Various techniques are available to prevent employee exposure to robot hazards. The most common technique is to install perimeter guarding with interlocked gates. A critical parameter relates to the manner in which the interlocks function. Of major concern is whether the computer program, control circuit, or the primary power circuit is interrupted when an interlock is activated. The various industry standards should be investigated for guidance; however, it is generally accepted that the primary motor power that drives the robot should be interrupted by the gate interlock.
In general, OSHA’s view on robot safety is that if the employer is meeting the requirements of ANSI/RIA R15.06, Industrial Robots and Robot Systems-Safety Requirements, then the manufacturer has no issues. (For guidance on how to select and integrate safeguarding into robot systems, refer to Robotic Industries Association’s Technical Report: RIA TR R15.06-2014 for Industrial Robots and Robot Systems–Safety Requirements and Safeguarding.)

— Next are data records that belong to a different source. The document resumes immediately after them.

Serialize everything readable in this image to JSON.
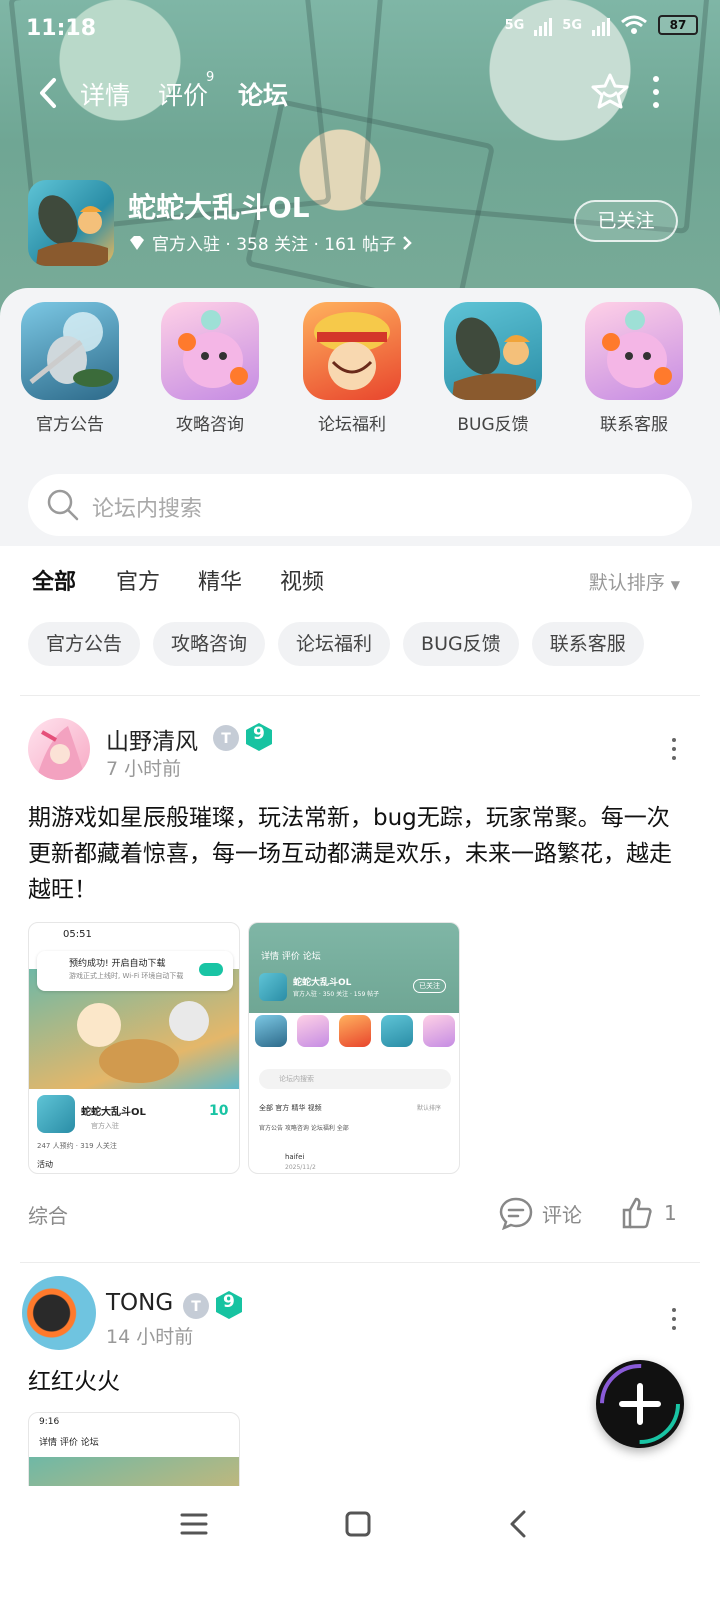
{
  "status": {
    "time": "11:18",
    "net1": "5G",
    "net2": "5G",
    "battery": "87"
  },
  "nav": {
    "tabs": [
      {
        "label": "详情",
        "active": false
      },
      {
        "label": "评价",
        "active": false
      },
      {
        "label": "论坛",
        "active": true
      }
    ],
    "review_badge": "9"
  },
  "game": {
    "name": "蛇蛇大乱斗OL",
    "meta": "官方入驻 · 358 关注 · 161 帖子",
    "follow_label": "已关注"
  },
  "categories": [
    {
      "label": "官方公告"
    },
    {
      "label": "攻略咨询"
    },
    {
      "label": "论坛福利"
    },
    {
      "label": "BUG反馈"
    },
    {
      "label": "联系客服"
    }
  ],
  "search": {
    "placeholder": "论坛内搜索"
  },
  "filters": {
    "tabs": [
      "全部",
      "官方",
      "精华",
      "视频"
    ],
    "sort_label": "默认排序",
    "chips": [
      "官方公告",
      "攻略咨询",
      "论坛福利",
      "BUG反馈",
      "联系客服"
    ]
  },
  "posts": [
    {
      "author": "山野清风",
      "level": "9",
      "time": "7 小时前",
      "text": "期游戏如星辰般璀璨，玩法常新，bug无踪，玩家常聚。每一次更新都藏着惊喜，每一场互动都满是欢乐，未来一路繁花，越走越旺！",
      "tag": "综合",
      "comment_label": "评论",
      "likes": "1",
      "thumb1": {
        "time": "05:51",
        "notice_title": "预约成功! 开启自动下载",
        "notice_sub": "游戏正式上线时, Wi-Fi 环境自动下载",
        "game_name": "蛇蛇大乱斗OL",
        "stats": "247 人预约 · 319 人关注",
        "sub": "官方入驻",
        "badge": "10",
        "activity": "活动"
      },
      "thumb2": {
        "tabs": "详情  评价  论坛",
        "name": "蛇蛇大乱斗OL",
        "meta": "官方入驻 · 350 关注 · 159 帖子",
        "follow": "已关注",
        "search": "论坛内搜索",
        "filter": "全部 官方 精华 视频",
        "sort": "默认排序",
        "chips": "官方公告  攻略咨询  论坛福利  全部",
        "user": "haifei",
        "date": "2025/11/2"
      }
    },
    {
      "author": "TONG",
      "level": "9",
      "time": "14 小时前",
      "text": "红红火火",
      "thumb1": {
        "time": "9:16",
        "tabs": "详情  评价  论坛"
      }
    }
  ]
}
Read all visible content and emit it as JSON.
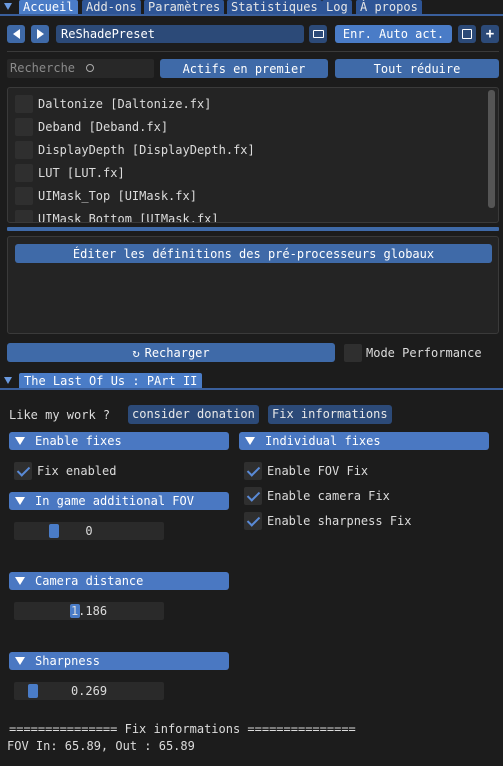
{
  "tabs": [
    "Accueil",
    "Add-ons",
    "Paramètres",
    "Statistiques",
    "Log",
    "À propos"
  ],
  "toolbar": {
    "preset_name": "ReShadePreset",
    "auto_save_label": "Enr. Auto act."
  },
  "search": {
    "placeholder": "Recherche",
    "active_first_label": "Actifs en premier",
    "collapse_all_label": "Tout réduire"
  },
  "effects": [
    "Daltonize [Daltonize.fx]",
    "Deband [Deband.fx]",
    "DisplayDepth [DisplayDepth.fx]",
    "LUT [LUT.fx]",
    "UIMask_Top [UIMask.fx]",
    "UIMask_Bottom [UIMask.fx]"
  ],
  "preprocessor_button": "Éditer les définitions des pré-processeurs globaux",
  "reload_label": "Recharger",
  "performance_mode_label": "Mode Performance",
  "addon": {
    "title": "The Last Of Us : PArt II",
    "like_text": "Like my work ?",
    "donation_label": "consider donation",
    "fix_info_button": "Fix informations",
    "enable_fixes_header": "Enable fixes",
    "fix_enabled_label": "Fix enabled",
    "individual_fixes_header": "Individual fixes",
    "individual_fixes": [
      "Enable FOV Fix",
      "Enable camera Fix",
      "Enable sharpness Fix"
    ],
    "fov_header": "In game additional FOV",
    "fov_value": "0",
    "fov_fraction": 0.25,
    "camera_header": "Camera distance",
    "camera_value": "1.186",
    "camera_fraction": 0.4,
    "sharpness_header": "Sharpness",
    "sharpness_value": "0.269",
    "sharpness_fraction": 0.1,
    "info_separator": "=============== Fix informations ===============",
    "fov_info": "FOV In: 65.89, Out : 65.89"
  }
}
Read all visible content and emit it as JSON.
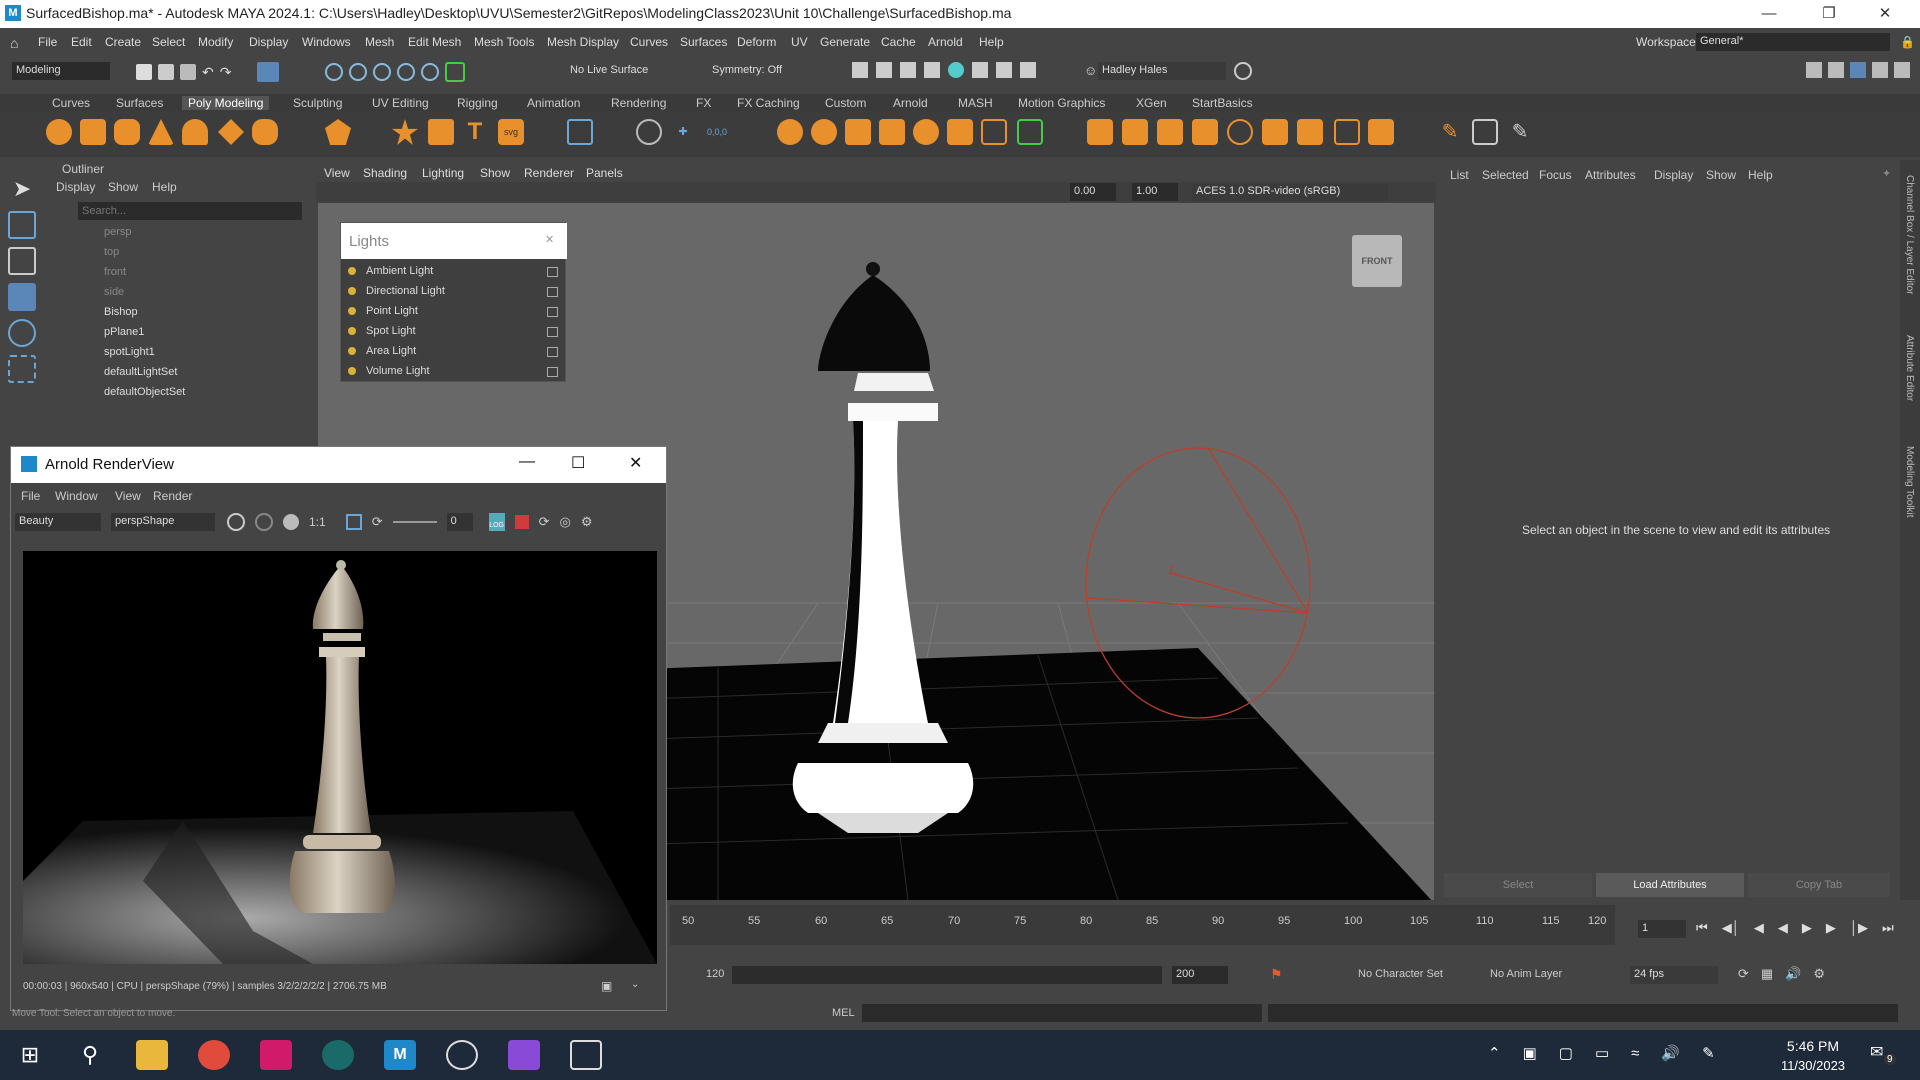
{
  "window": {
    "title": "SurfacedBishop.ma* - Autodesk MAYA 2024.1: C:\\Users\\Hadley\\Desktop\\UVU\\Semester2\\GitRepos\\ModelingClass2023\\Unit 10\\Challenge\\SurfacedBishop.ma",
    "logo": "M"
  },
  "menu": [
    "File",
    "Edit",
    "Create",
    "Select",
    "Modify",
    "Display",
    "Windows",
    "Mesh",
    "Edit Mesh",
    "Mesh Tools",
    "Mesh Display",
    "Curves",
    "Surfaces",
    "Deform",
    "UV",
    "Generate",
    "Cache",
    "Arnold",
    "Help"
  ],
  "workspace": {
    "label": "Workspace:",
    "value": "General*"
  },
  "statusline": {
    "mode": "Modeling",
    "live_surface": "No Live Surface",
    "symmetry": "Symmetry: Off",
    "user": "Hadley Hales"
  },
  "shelf_tabs": [
    "Curves",
    "Surfaces",
    "Poly Modeling",
    "Sculpting",
    "UV Editing",
    "Rigging",
    "Animation",
    "Rendering",
    "FX",
    "FX Caching",
    "Custom",
    "Arnold",
    "MASH",
    "Motion Graphics",
    "XGen",
    "StartBasics"
  ],
  "outliner": {
    "title": "Outliner",
    "menu": [
      "Display",
      "Show",
      "Help"
    ],
    "search_placeholder": "Search...",
    "items": [
      "persp",
      "top",
      "front",
      "side",
      "Bishop",
      "pPlane1",
      "spotLight1",
      "defaultLightSet",
      "defaultObjectSet"
    ]
  },
  "viewport": {
    "menu": [
      "View",
      "Shading",
      "Lighting",
      "Show",
      "Renderer",
      "Panels"
    ],
    "field1": "0.00",
    "field2": "1.00",
    "colorspace": "ACES 1.0 SDR-video (sRGB)",
    "viewcube": "FRONT"
  },
  "lights_panel": {
    "title": "Lights",
    "items": [
      "Ambient Light",
      "Directional Light",
      "Point Light",
      "Spot Light",
      "Area Light",
      "Volume Light"
    ]
  },
  "render_view": {
    "title": "Arnold RenderView",
    "menu": [
      "File",
      "Window",
      "View",
      "Render"
    ],
    "aov": "Beauty",
    "camera": "perspShape",
    "ratio": "1:1",
    "exposure": "0",
    "log": "LOG",
    "status": "00:00:03 | 960x540 | CPU | perspShape (79%) | samples 3/2/2/2/2/2 | 2706.75 MB"
  },
  "attribute_editor": {
    "menu": [
      "List",
      "Selected",
      "Focus",
      "Attributes",
      "Display",
      "Show",
      "Help"
    ],
    "message": "Select an object in the scene to view and edit its attributes",
    "buttons": [
      "Select",
      "Load Attributes",
      "Copy Tab"
    ]
  },
  "side_tabs": [
    "Channel Box / Layer Editor",
    "Attribute Editor",
    "Modeling Toolkit"
  ],
  "timeline": {
    "ticks": [
      "50",
      "55",
      "60",
      "65",
      "70",
      "75",
      "80",
      "85",
      "90",
      "95",
      "100",
      "105",
      "110",
      "115",
      "120"
    ],
    "current_frame": "1"
  },
  "range": {
    "start": "120",
    "end": "200",
    "char_set": "No Character Set",
    "anim_layer": "No Anim Layer",
    "fps": "24 fps"
  },
  "cmdline": {
    "label": "MEL"
  },
  "help_line": "Move Tool: Select an object to move.",
  "taskbar": {
    "time": "5:46 PM",
    "date": "11/30/2023",
    "notifications": "9"
  }
}
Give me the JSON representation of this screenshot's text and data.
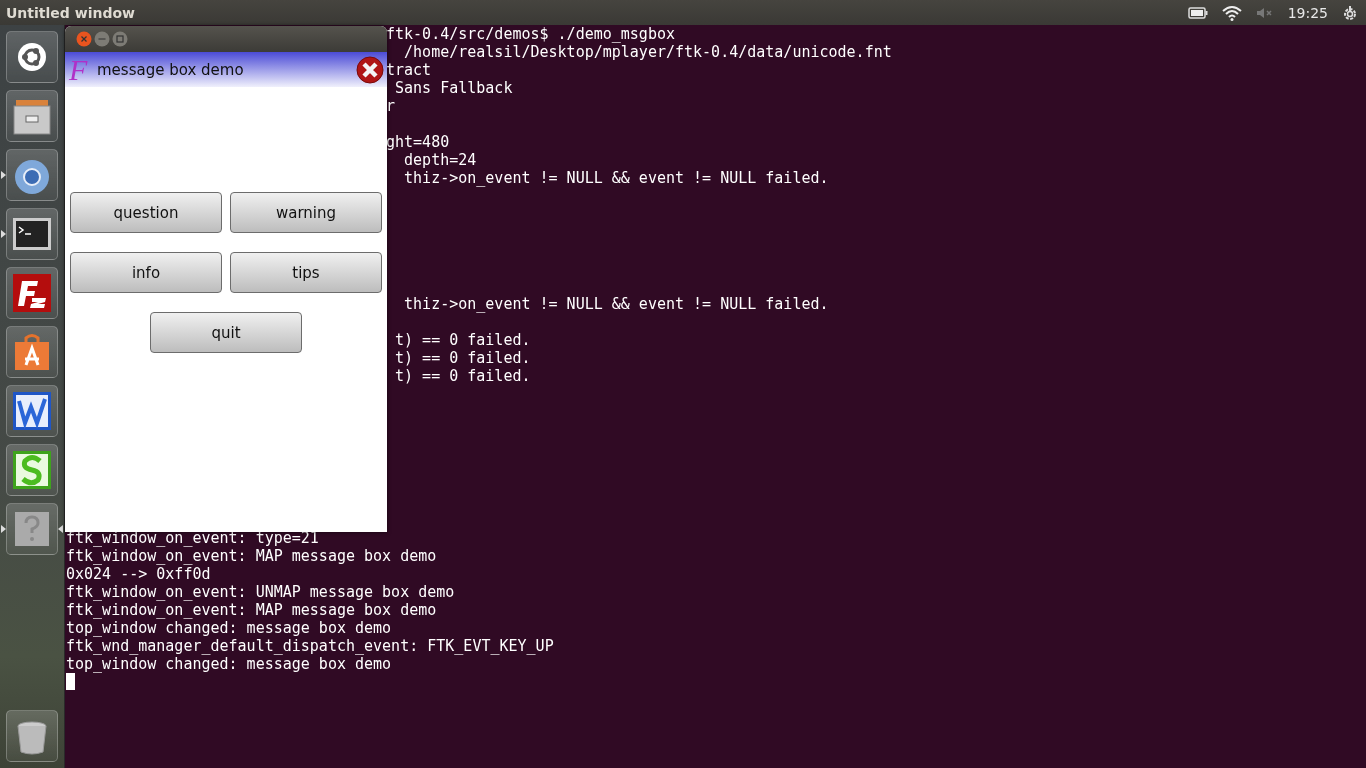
{
  "top_bar": {
    "title": "Untitled window",
    "clock": "19:25"
  },
  "launcher": {
    "items": [
      {
        "kind": "ubuntu",
        "running": false
      },
      {
        "kind": "files",
        "running": false
      },
      {
        "kind": "browser",
        "running": true
      },
      {
        "kind": "terminal",
        "running": true
      },
      {
        "kind": "filezilla",
        "running": false
      },
      {
        "kind": "store",
        "running": false
      },
      {
        "kind": "writer",
        "running": false
      },
      {
        "kind": "spreadsheet",
        "running": false
      },
      {
        "kind": "help",
        "running": true
      }
    ],
    "trash": {
      "kind": "trash"
    }
  },
  "terminal": {
    "lines": [
      {
        "kind": "clipped",
        "text": "ftk-0.4/src/demos$ ./demo_msgbox"
      },
      {
        "kind": "clipped",
        "text": "  /home/realsil/Desktop/mplayer/ftk-0.4/data/unicode.fnt"
      },
      {
        "kind": "clipped",
        "text": "tract"
      },
      {
        "kind": "clipped",
        "text": " Sans Fallback"
      },
      {
        "kind": "clipped",
        "text": "r"
      },
      {
        "kind": "blank"
      },
      {
        "kind": "clipped",
        "text": "ght=480"
      },
      {
        "kind": "clipped",
        "text": "  depth=24"
      },
      {
        "kind": "clipped",
        "text": "  thiz->on_event != NULL && event != NULL failed."
      },
      {
        "kind": "blank"
      },
      {
        "kind": "blank"
      },
      {
        "kind": "blank"
      },
      {
        "kind": "blank"
      },
      {
        "kind": "blank"
      },
      {
        "kind": "blank"
      },
      {
        "kind": "clipped",
        "text": "  thiz->on_event != NULL && event != NULL failed."
      },
      {
        "kind": "blank"
      },
      {
        "kind": "clipped",
        "text": " t) == 0 failed."
      },
      {
        "kind": "clipped",
        "text": " t) == 0 failed."
      },
      {
        "kind": "clipped",
        "text": " t) == 0 failed."
      },
      {
        "kind": "blank"
      },
      {
        "kind": "blank"
      },
      {
        "kind": "blank"
      },
      {
        "kind": "blank"
      },
      {
        "kind": "blank"
      },
      {
        "kind": "blank"
      },
      {
        "kind": "blank"
      },
      {
        "kind": "blank"
      },
      {
        "kind": "line",
        "text": "ftk_window_on_event: type=21"
      },
      {
        "kind": "line",
        "text": "ftk_window_on_event: MAP message box demo"
      },
      {
        "kind": "line",
        "text": "0x024 --> 0xff0d"
      },
      {
        "kind": "line",
        "text": "ftk_window_on_event: UNMAP message box demo"
      },
      {
        "kind": "line",
        "text": "ftk_window_on_event: MAP message box demo"
      },
      {
        "kind": "line",
        "text": "top_window changed: message box demo"
      },
      {
        "kind": "line",
        "text": "ftk_wnd_manager_default_dispatch_event: FTK_EVT_KEY_UP"
      },
      {
        "kind": "line",
        "text": "top_window changed: message box demo"
      },
      {
        "kind": "cursor"
      }
    ]
  },
  "message_window": {
    "logo_letter": "F",
    "title": "message box demo",
    "buttons": [
      {
        "label": "question"
      },
      {
        "label": "warning"
      },
      {
        "label": "info"
      },
      {
        "label": "tips"
      },
      {
        "label": "quit"
      }
    ]
  }
}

Published by the American National Standards Institute (ANSI), Washington (ansi.org), and the Robotics Industry Association (RIA), Ann Arbor, MI (robotics.org), ANSI/RIA R15.06 are consensus standards to provide guidance on the proper use of safety features embedded into robots, as well as how to safely integrate robots into factories and work areas. The latest revision of the standard (ANSI/RIA R15.06-2012) references, for the first time, ISO 10218-1 & 2 to make it compliant with international standards already in place in Europe. Part 1 of ISO 10218 details the robot itself; Part 2 addresses the responsibilities of the integrator.
There are also new requirements in ANSI/RIA R15.06-2012 for collaborative robots, i.e., ISO 10218 and the ISO/TS 15066 Technical Specification. This standard clarifies the four types of collaboration: Safety Monitored Stop, Hand Guiding, Speed & Separation Monitoring, and Power & Force Limiting. ISO/TS 15066 holds key information including guidance on maximum allowable speeds and minimum protective distances, along with a formula for establishing the protective separation distance and data to verify threshold limit values for power and force limiting to prevent pain or discomfort on the part of the operator.
The requirement for risk assessments is one of the biggest changes in the new RIA standard. The integrator, or end users, if they are performing the job of an integrator, now must conduct a risk assessment of each robotic system and summarize ways to mitigate any risks. This may involve procedures and training, incorporating required machine safeguarding, and basic safety management. Risk assessments calculate the potential severity of an injury, the operator’s exposure to the hazard, and the difficulty in avoiding the hazard to arrive at a specific risk level ranging from negligible to very high.
In the future, as cobot use expands, regulation of the technology will grow more focused and specific. Although cobots currently represent only 3% of all industrial robots sold, they’re projected to account for 34% of industrial robots sold by 2025, a market that itself is set to triple in size and dollar volume over that period.
INTO THE FUTURE
According to Carrie Halle, the next 10 years will be pivotal for American manufacturing, and success largely depends on companies’ ability to navigate the transition from traditional manufacturing to IIoT-style automation and widespread use of robots. While few people have as dim a view as Elon Musk on the subject, it’s crucial that issues of employee safety not be lost in the excitement as operations shepherd robots out of their cages to work ever more closely with humans. EP
Carrie Halle is a vice president at Rockford Systems LLC, Rockford, IL. For more information, visit rockfordsystems.com.